> Recorded information
################

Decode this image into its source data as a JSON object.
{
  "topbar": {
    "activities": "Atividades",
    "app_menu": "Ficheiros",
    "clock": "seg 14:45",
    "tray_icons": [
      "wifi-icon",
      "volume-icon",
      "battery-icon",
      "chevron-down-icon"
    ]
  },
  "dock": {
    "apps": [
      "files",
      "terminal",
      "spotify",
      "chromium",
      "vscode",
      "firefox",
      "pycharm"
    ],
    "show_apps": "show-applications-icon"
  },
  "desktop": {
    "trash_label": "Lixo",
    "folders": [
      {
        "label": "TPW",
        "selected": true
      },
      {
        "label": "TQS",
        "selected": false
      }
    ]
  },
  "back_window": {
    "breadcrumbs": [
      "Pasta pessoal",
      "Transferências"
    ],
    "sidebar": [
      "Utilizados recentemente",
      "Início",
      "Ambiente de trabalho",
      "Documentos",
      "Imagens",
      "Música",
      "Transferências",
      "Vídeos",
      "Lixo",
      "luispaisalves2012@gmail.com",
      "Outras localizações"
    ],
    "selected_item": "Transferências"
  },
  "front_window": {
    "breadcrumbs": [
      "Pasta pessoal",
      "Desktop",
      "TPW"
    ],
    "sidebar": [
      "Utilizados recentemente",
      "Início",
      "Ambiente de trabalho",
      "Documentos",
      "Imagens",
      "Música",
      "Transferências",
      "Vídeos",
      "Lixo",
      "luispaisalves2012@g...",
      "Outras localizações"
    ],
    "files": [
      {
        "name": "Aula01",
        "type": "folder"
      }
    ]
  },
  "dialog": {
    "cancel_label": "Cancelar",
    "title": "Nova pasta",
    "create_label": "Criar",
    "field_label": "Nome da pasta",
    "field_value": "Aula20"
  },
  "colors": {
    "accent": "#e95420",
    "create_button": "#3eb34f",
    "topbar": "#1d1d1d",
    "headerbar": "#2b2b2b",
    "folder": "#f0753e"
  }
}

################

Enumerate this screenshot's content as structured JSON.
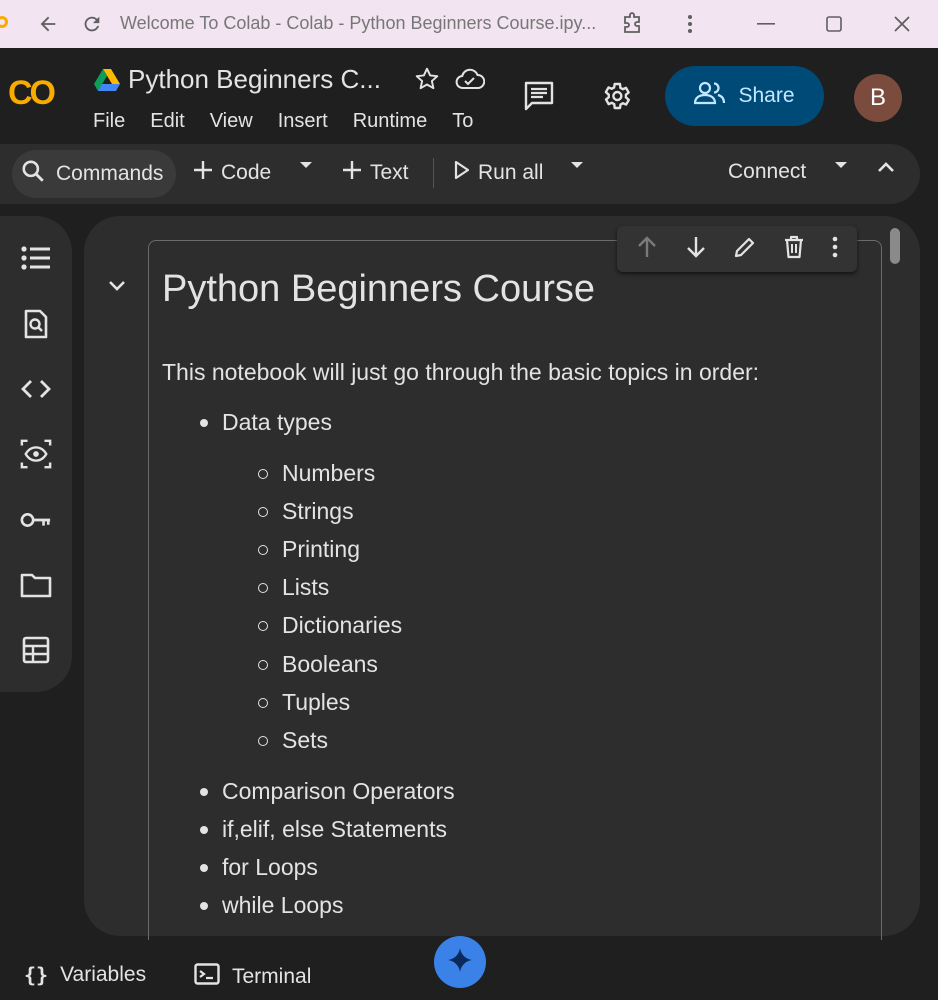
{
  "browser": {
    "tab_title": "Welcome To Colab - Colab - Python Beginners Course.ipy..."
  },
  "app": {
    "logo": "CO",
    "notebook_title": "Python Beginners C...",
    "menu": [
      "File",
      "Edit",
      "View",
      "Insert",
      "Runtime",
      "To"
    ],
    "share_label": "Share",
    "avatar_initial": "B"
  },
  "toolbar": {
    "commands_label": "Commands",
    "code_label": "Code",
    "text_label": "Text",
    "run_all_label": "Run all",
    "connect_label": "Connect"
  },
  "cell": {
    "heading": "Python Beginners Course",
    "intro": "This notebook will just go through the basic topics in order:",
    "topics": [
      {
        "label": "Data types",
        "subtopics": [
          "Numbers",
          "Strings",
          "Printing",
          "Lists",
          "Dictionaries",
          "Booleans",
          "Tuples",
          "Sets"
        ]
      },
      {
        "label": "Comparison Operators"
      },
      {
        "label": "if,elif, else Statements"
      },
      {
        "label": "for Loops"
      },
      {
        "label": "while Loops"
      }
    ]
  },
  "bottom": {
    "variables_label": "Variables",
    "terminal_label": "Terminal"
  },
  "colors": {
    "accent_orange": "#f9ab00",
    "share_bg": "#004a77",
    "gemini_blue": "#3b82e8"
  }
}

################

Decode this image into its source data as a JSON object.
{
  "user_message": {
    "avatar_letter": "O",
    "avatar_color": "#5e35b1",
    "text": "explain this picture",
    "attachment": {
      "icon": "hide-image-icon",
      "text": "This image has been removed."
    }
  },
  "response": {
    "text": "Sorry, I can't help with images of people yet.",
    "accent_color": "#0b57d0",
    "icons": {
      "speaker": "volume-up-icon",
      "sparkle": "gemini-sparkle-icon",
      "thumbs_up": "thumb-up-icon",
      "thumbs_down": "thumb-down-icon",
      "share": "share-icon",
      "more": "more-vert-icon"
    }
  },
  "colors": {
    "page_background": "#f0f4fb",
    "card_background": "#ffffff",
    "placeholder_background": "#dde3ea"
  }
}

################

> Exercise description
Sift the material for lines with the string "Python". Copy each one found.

> The answer
    "tab_title": "Welcome To Colab - Colab - Python Beginners Course.ipy..."
    "notebook_title": "Python Beginners C...",
    "heading": "Python Beginners Course",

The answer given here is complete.